Try it:
Identify and copy all lines of the material where the string "data" is found.

◆ ◆ ◆

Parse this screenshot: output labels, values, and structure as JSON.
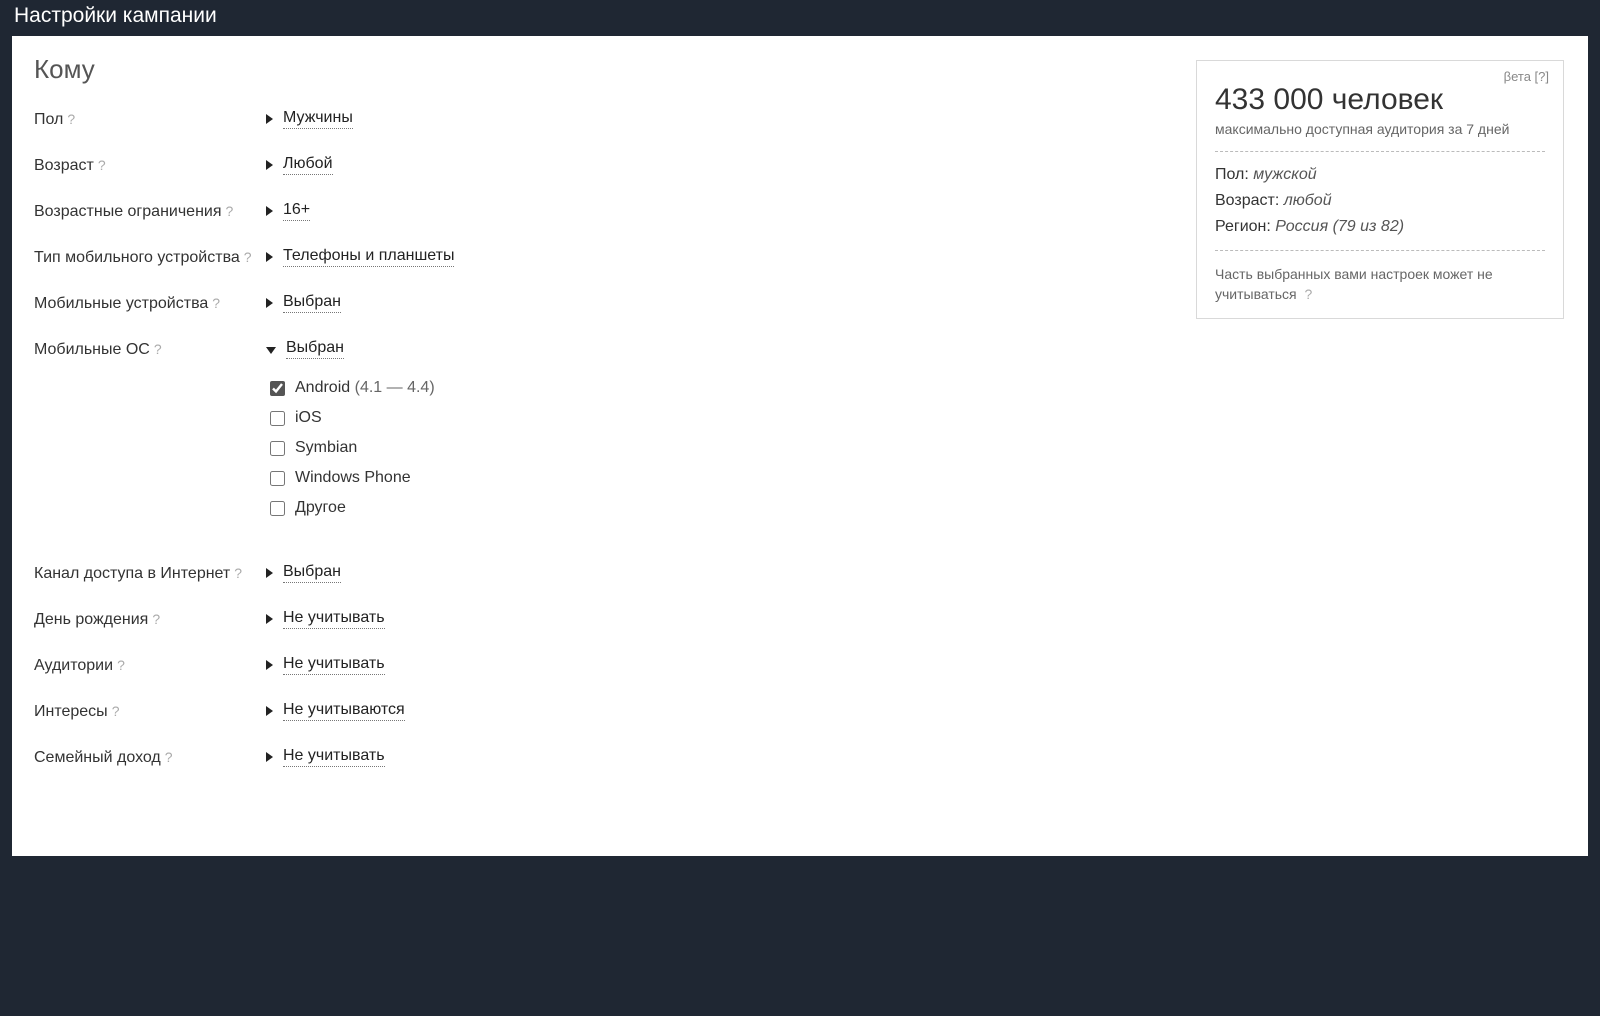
{
  "titlebar": "Настройки кампании",
  "section_title": "Кому",
  "hint_symbol": "?",
  "rows": {
    "gender": {
      "label": "Пол",
      "value": "Мужчины",
      "expanded": false
    },
    "age": {
      "label": "Возраст",
      "value": "Любой",
      "expanded": false
    },
    "age_limit": {
      "label": "Возрастные ограничения",
      "value": "16+",
      "expanded": false
    },
    "device_type": {
      "label": "Тип мобильного устройства",
      "value": "Телефоны и планшеты",
      "expanded": false
    },
    "devices": {
      "label": "Мобильные устройства",
      "value": "Выбран",
      "expanded": false
    },
    "mobile_os": {
      "label": "Мобильные ОС",
      "value": "Выбран",
      "expanded": true
    },
    "channel": {
      "label": "Канал доступа в Интернет",
      "value": "Выбран",
      "expanded": false
    },
    "birthday": {
      "label": "День рождения",
      "value": "Не учитывать",
      "expanded": false
    },
    "audiences": {
      "label": "Аудитории",
      "value": "Не учитывать",
      "expanded": false
    },
    "interests": {
      "label": "Интересы",
      "value": "Не учитываются",
      "expanded": false
    },
    "income": {
      "label": "Семейный доход",
      "value": "Не учитывать",
      "expanded": false
    }
  },
  "mobile_os_options": {
    "android": {
      "label": "Android",
      "extra": "(4.1 — 4.4)",
      "checked": true
    },
    "ios": {
      "label": "iOS",
      "checked": false
    },
    "symbian": {
      "label": "Symbian",
      "checked": false
    },
    "wp": {
      "label": "Windows Phone",
      "checked": false
    },
    "other": {
      "label": "Другое",
      "checked": false
    }
  },
  "sidebox": {
    "beta": "βета [?]",
    "headline": "433 000 человек",
    "subline": "максимально доступная аудитория за 7 дней",
    "gender_label": "Пол:",
    "gender_value": "мужской",
    "age_label": "Возраст:",
    "age_value": "любой",
    "region_label": "Регион:",
    "region_value": "Россия (79 из 82)",
    "note": "Часть выбранных вами настроек может не учитываться"
  }
}
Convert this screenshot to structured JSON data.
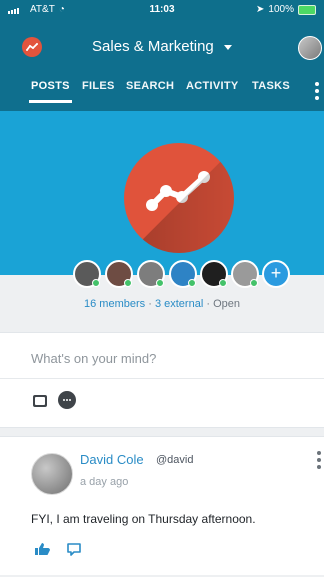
{
  "status_bar": {
    "carrier": "AT&T",
    "time": "11:03",
    "battery": "100%"
  },
  "header": {
    "workspace_name": "Sales & Marketing",
    "tabs": [
      {
        "label": "POSTS"
      },
      {
        "label": "FILES"
      },
      {
        "label": "SEARCH"
      },
      {
        "label": "ACTIVITY"
      },
      {
        "label": "TASKS"
      }
    ]
  },
  "group": {
    "members_count_label": "16 members",
    "external_label": "3 external",
    "privacy_label": "Open",
    "separator": "·"
  },
  "composer": {
    "placeholder": "What's on your mind?"
  },
  "post": {
    "author_name": "David Cole",
    "author_handle": "@david",
    "timestamp": "a day ago",
    "text": "FYI, I am traveling on Thursday afternoon."
  },
  "colors": {
    "header": "#0f6f8e",
    "banner": "#1aa3d6",
    "accent": "#2a8cc6",
    "logo": "#e0533b"
  },
  "icons": {
    "app_logo": "analytics-icon",
    "overflow": "more-vertical-icon",
    "add_member": "plus-icon",
    "composer_image": "image-icon",
    "composer_more": "more-horizontal-icon",
    "like": "thumbs-up-icon",
    "comment": "comment-icon"
  }
}
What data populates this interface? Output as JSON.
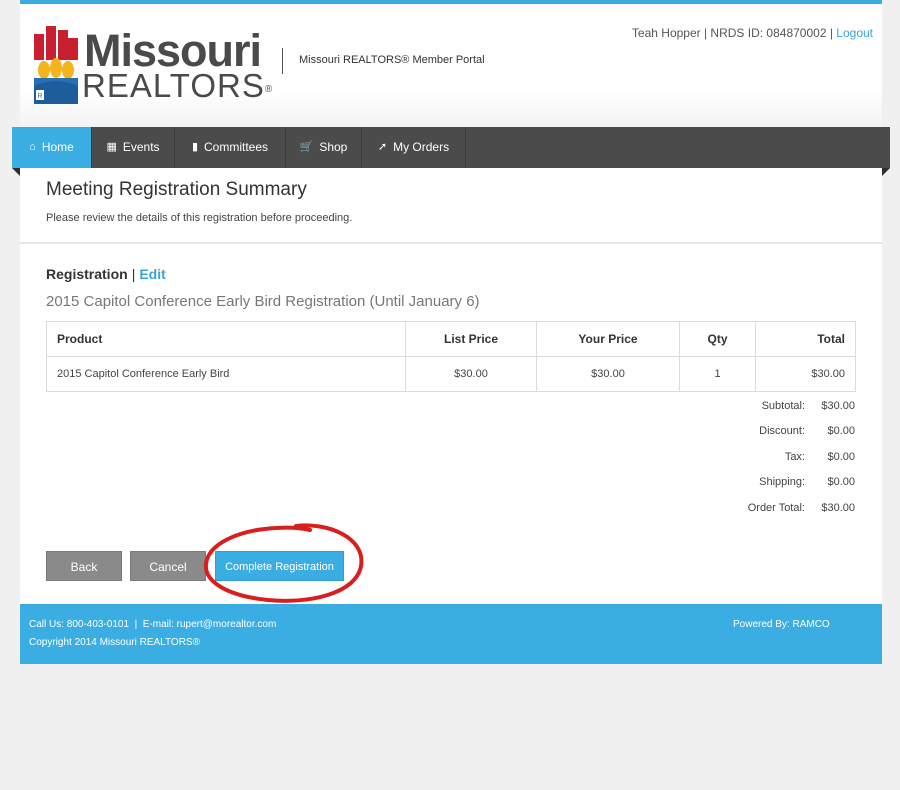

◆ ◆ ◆

Output of the task:
Convert this screenshot to structured JSON data.
What data populates this interface? Output as JSON.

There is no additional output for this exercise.